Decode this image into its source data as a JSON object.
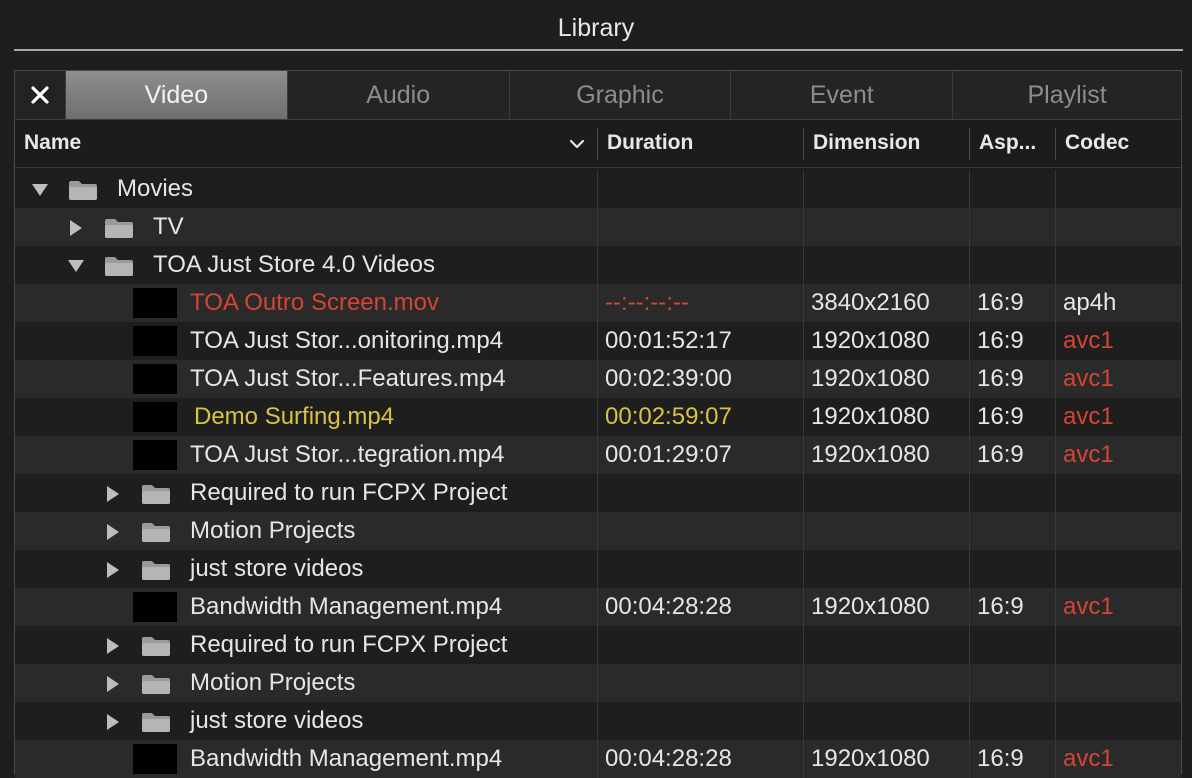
{
  "window": {
    "title": "Library"
  },
  "tabs": {
    "close_icon": "close-icon",
    "items": [
      "Video",
      "Audio",
      "Graphic",
      "Event",
      "Playlist"
    ],
    "active": "Video"
  },
  "columns": {
    "name": "Name",
    "duration": "Duration",
    "dimension": "Dimension",
    "aspect": "Asp...",
    "codec": "Codec"
  },
  "rows": [
    {
      "kind": "folder",
      "depth": 0,
      "expanded": true,
      "name": "Movies"
    },
    {
      "kind": "folder",
      "depth": 1,
      "expanded": false,
      "name": "TV"
    },
    {
      "kind": "folder",
      "depth": 1,
      "expanded": true,
      "name": "TOA Just Store 4.0 Videos"
    },
    {
      "kind": "file",
      "name": "TOA Outro Screen.mov",
      "duration": "--:--:--:--",
      "dimension": "3840x2160",
      "aspect": "16:9",
      "codec": "ap4h",
      "name_color": "#d64533",
      "duration_color": "#d64533",
      "codec_color": "#e6e6e6"
    },
    {
      "kind": "file",
      "name": "TOA Just Stor...onitoring.mp4",
      "duration": "00:01:52:17",
      "dimension": "1920x1080",
      "aspect": "16:9",
      "codec": "avc1",
      "codec_color": "#d64533"
    },
    {
      "kind": "file",
      "name": "TOA Just Stor...Features.mp4",
      "duration": "00:02:39:00",
      "dimension": "1920x1080",
      "aspect": "16:9",
      "codec": "avc1",
      "codec_color": "#d64533"
    },
    {
      "kind": "file",
      "name": "Demo Surfing.mp4",
      "duration": "00:02:59:07",
      "dimension": "1920x1080",
      "aspect": "16:9",
      "codec": "avc1",
      "name_color": "#d9c340",
      "duration_color": "#d9c340",
      "codec_color": "#d64533"
    },
    {
      "kind": "file",
      "name": "TOA Just Stor...tegration.mp4",
      "duration": "00:01:29:07",
      "dimension": "1920x1080",
      "aspect": "16:9",
      "codec": "avc1",
      "codec_color": "#d64533"
    },
    {
      "kind": "folder",
      "depth": 2,
      "expanded": false,
      "name": "Required to run FCPX Project"
    },
    {
      "kind": "folder",
      "depth": 2,
      "expanded": false,
      "name": "Motion Projects"
    },
    {
      "kind": "folder",
      "depth": 2,
      "expanded": false,
      "name": "just store videos"
    },
    {
      "kind": "file",
      "name": "Bandwidth Management.mp4",
      "duration": "00:04:28:28",
      "dimension": "1920x1080",
      "aspect": "16:9",
      "codec": "avc1",
      "codec_color": "#d64533"
    },
    {
      "kind": "folder",
      "depth": 2,
      "expanded": false,
      "name": "Required to run FCPX Project"
    },
    {
      "kind": "folder",
      "depth": 2,
      "expanded": false,
      "name": "Motion Projects"
    },
    {
      "kind": "folder",
      "depth": 2,
      "expanded": false,
      "name": "just store videos"
    },
    {
      "kind": "file",
      "name": "Bandwidth Management.mp4",
      "duration": "00:04:28:28",
      "dimension": "1920x1080",
      "aspect": "16:9",
      "codec": "avc1",
      "codec_color": "#d64533"
    }
  ]
}
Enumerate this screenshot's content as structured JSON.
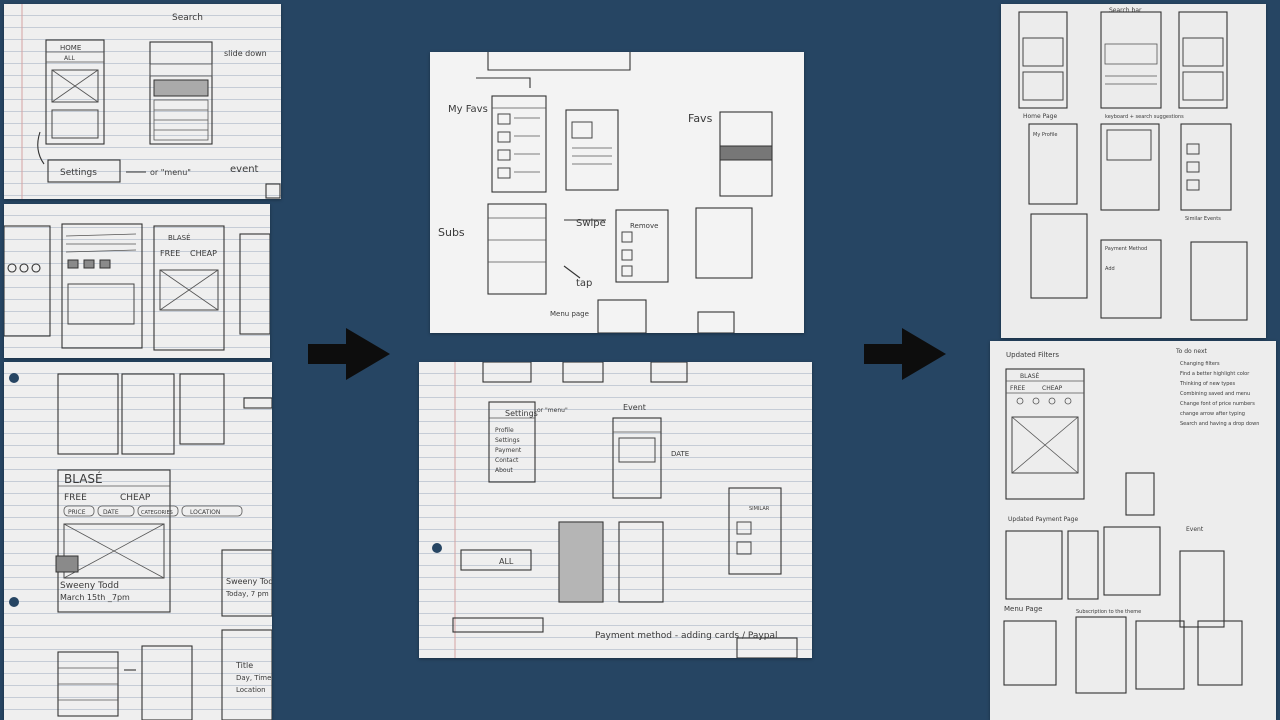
{
  "photos": {
    "p1": {
      "search_note": "Search",
      "slide_note": "slide down",
      "home_label": "HOME",
      "all_label": "ALL",
      "settings_label": "Settings",
      "menu_note": "or \"menu\"",
      "event_label": "event"
    },
    "p2": {
      "free_label": "FREE",
      "cheap_label": "CHEAP",
      "blase_label": "BLASÉ"
    },
    "p3": {
      "blase_title": "BLASÉ",
      "free_label": "FREE",
      "cheap_label": "CHEAP",
      "price_chip": "PRICE",
      "date_chip": "DATE",
      "categories_chip": "CATEGORIES",
      "location_chip": "LOCATION",
      "event_title": "Sweeny Todd",
      "event_date": "March 15th _7pm",
      "event_title2": "Sweeny Todd",
      "event_date2": "Today, 7 pm",
      "note_title": "Title",
      "note_day": "Day, Time",
      "note_location": "Location"
    },
    "p4": {
      "favs_note": "My Favs",
      "favs_label": "Favs",
      "subs_note": "Subs",
      "swipe_note": "Swipe",
      "tap_note": "tap",
      "remove_label": "Remove",
      "menu_note": "Menu page"
    },
    "p5": {
      "settings_label": "Settings",
      "menu_note": "or \"menu\"",
      "event_label": "Event",
      "profile_item": "Profile",
      "settings_item": "Settings",
      "payment_item": "Payment",
      "contact_item": "Contact",
      "about_item": "About",
      "date_note": "DATE",
      "all_label": "ALL",
      "payment_note": "Payment method - adding cards / Paypal",
      "similar_label": "SIMILAR"
    },
    "p6": {
      "search_bar_note": "Search bar",
      "home_page": "Home Page",
      "keyboard_note": "keyboard + search suggestions",
      "payment_method": "Payment Method",
      "add_label": "Add",
      "similar_events": "Similar Events",
      "my_profile": "My Profile"
    },
    "p7": {
      "updated_filters": "Updated Filters",
      "blase_label": "BLASÉ",
      "free_label": "FREE",
      "cheap_label": "CHEAP",
      "to_do_title": "To do next",
      "todo_items": [
        "Changing filters",
        "Find a better highlight color",
        "Thinking of new types",
        "Combining saved and menu",
        "Change font of price numbers",
        "change arrow after typing",
        "Search and having a drop down"
      ],
      "payment_page": "Updated Payment Page",
      "menu_page": "Menu Page",
      "subscription_note": "Subscription to the theme",
      "event_label": "Event"
    }
  }
}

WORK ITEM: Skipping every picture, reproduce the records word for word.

OUTPUT OF THE TASK:
Decode this image into its source data as a JSON object.
{
  "window": {
    "title": "Library"
  },
  "tabs": {
    "close_icon": "close-icon",
    "items": [
      "Video",
      "Audio",
      "Graphic",
      "Event",
      "Playlist"
    ],
    "active": "Video"
  },
  "columns": {
    "name": "Name",
    "duration": "Duration",
    "dimension": "Dimension",
    "aspect": "Asp...",
    "codec": "Codec"
  },
  "rows": [
    {
      "kind": "folder",
      "depth": 0,
      "expanded": true,
      "name": "Movies"
    },
    {
      "kind": "folder",
      "depth": 1,
      "expanded": false,
      "name": "TV"
    },
    {
      "kind": "folder",
      "depth": 1,
      "expanded": true,
      "name": "TOA Just Store 4.0 Videos"
    },
    {
      "kind": "file",
      "name": "TOA Outro Screen.mov",
      "duration": "--:--:--:--",
      "dimension": "3840x2160",
      "aspect": "16:9",
      "codec": "ap4h",
      "name_color": "#d64533",
      "duration_color": "#d64533",
      "codec_color": "#e6e6e6"
    },
    {
      "kind": "file",
      "name": "TOA Just Stor...onitoring.mp4",
      "duration": "00:01:52:17",
      "dimension": "1920x1080",
      "aspect": "16:9",
      "codec": "avc1",
      "codec_color": "#d64533"
    },
    {
      "kind": "file",
      "name": "TOA Just Stor...Features.mp4",
      "duration": "00:02:39:00",
      "dimension": "1920x1080",
      "aspect": "16:9",
      "codec": "avc1",
      "codec_color": "#d64533"
    },
    {
      "kind": "file",
      "name": "Demo Surfing.mp4",
      "duration": "00:02:59:07",
      "dimension": "1920x1080",
      "aspect": "16:9",
      "codec": "avc1",
      "name_color": "#d9c340",
      "duration_color": "#d9c340",
      "codec_color": "#d64533"
    },
    {
      "kind": "file",
      "name": "TOA Just Stor...tegration.mp4",
      "duration": "00:01:29:07",
      "dimension": "1920x1080",
      "aspect": "16:9",
      "codec": "avc1",
      "codec_color": "#d64533"
    },
    {
      "kind": "folder",
      "depth": 2,
      "expanded": false,
      "name": "Required to run FCPX Project"
    },
    {
      "kind": "folder",
      "depth": 2,
      "expanded": false,
      "name": "Motion Projects"
    },
    {
      "kind": "folder",
      "depth": 2,
      "expanded": false,
      "name": "just store videos"
    },
    {
      "kind": "file",
      "name": "Bandwidth Management.mp4",
      "duration": "00:04:28:28",
      "dimension": "1920x1080",
      "aspect": "16:9",
      "codec": "avc1",
      "codec_color": "#d64533"
    },
    {
      "kind": "folder",
      "depth": 2,
      "expanded": false,
      "name": "Required to run FCPX Project"
    },
    {
      "kind": "folder",
      "depth": 2,
      "expanded": false,
      "name": "Motion Projects"
    },
    {
      "kind": "folder",
      "depth": 2,
      "expanded": false,
      "name": "just store videos"
    },
    {
      "kind": "file",
      "name": "Bandwidth Management.mp4",
      "duration": "00:04:28:28",
      "dimension": "1920x1080",
      "aspect": "16:9",
      "codec": "avc1",
      "codec_color": "#d64533"
    }
  ]
}
Enumerate this screenshot's content as structured JSON.
{
  "photos": {
    "p1": {
      "search_note": "Search",
      "slide_note": "slide down",
      "home_label": "HOME",
      "all_label": "ALL",
      "settings_label": "Settings",
      "menu_note": "or \"menu\"",
      "event_label": "event"
    },
    "p2": {
      "free_label": "FREE",
      "cheap_label": "CHEAP",
      "blase_label": "BLASÉ"
    },
    "p3": {
      "blase_title": "BLASÉ",
      "free_label": "FREE",
      "cheap_label": "CHEAP",
      "price_chip": "PRICE",
      "date_chip": "DATE",
      "categories_chip": "CATEGORIES",
      "location_chip": "LOCATION",
      "event_title": "Sweeny Todd",
      "event_date": "March 15th _7pm",
      "event_title2": "Sweeny Todd",
      "event_date2": "Today, 7 pm",
      "note_title": "Title",
      "note_day": "Day, Time",
      "note_location": "Location"
    },
    "p4": {
      "favs_note": "My Favs",
      "favs_label": "Favs",
      "subs_note": "Subs",
      "swipe_note": "Swipe",
      "tap_note": "tap",
      "remove_label": "Remove",
      "menu_note": "Menu page"
    },
    "p5": {
      "settings_label": "Settings",
      "menu_note": "or \"menu\"",
      "event_label": "Event",
      "profile_item": "Profile",
      "settings_item": "Settings",
      "payment_item": "Payment",
      "contact_item": "Contact",
      "about_item": "About",
      "date_note": "DATE",
      "all_label": "ALL",
      "payment_note": "Payment method - adding cards / Paypal",
      "similar_label": "SIMILAR"
    },
    "p6": {
      "search_bar_note": "Search bar",
      "home_page": "Home Page",
      "keyboard_note": "keyboard + search suggestions",
      "payment_method": "Payment Method",
      "add_label": "Add",
      "similar_events": "Similar Events",
      "my_profile": "My Profile"
    },
    "p7": {
      "updated_filters": "Updated Filters",
      "blase_label": "BLASÉ",
      "free_label": "FREE",
      "cheap_label": "CHEAP",
      "to_do_title": "To do next",
      "todo_items": [
        "Changing filters",
        "Find a better highlight color",
        "Thinking of new types",
        "Combining saved and menu",
        "Change font of price numbers",
        "change arrow after typing",
        "Search and having a drop down"
      ],
      "payment_page": "Updated Payment Page",
      "menu_page": "Menu Page",
      "subscription_note": "Subscription to the theme",
      "event_label": "Event"
    }
  }
}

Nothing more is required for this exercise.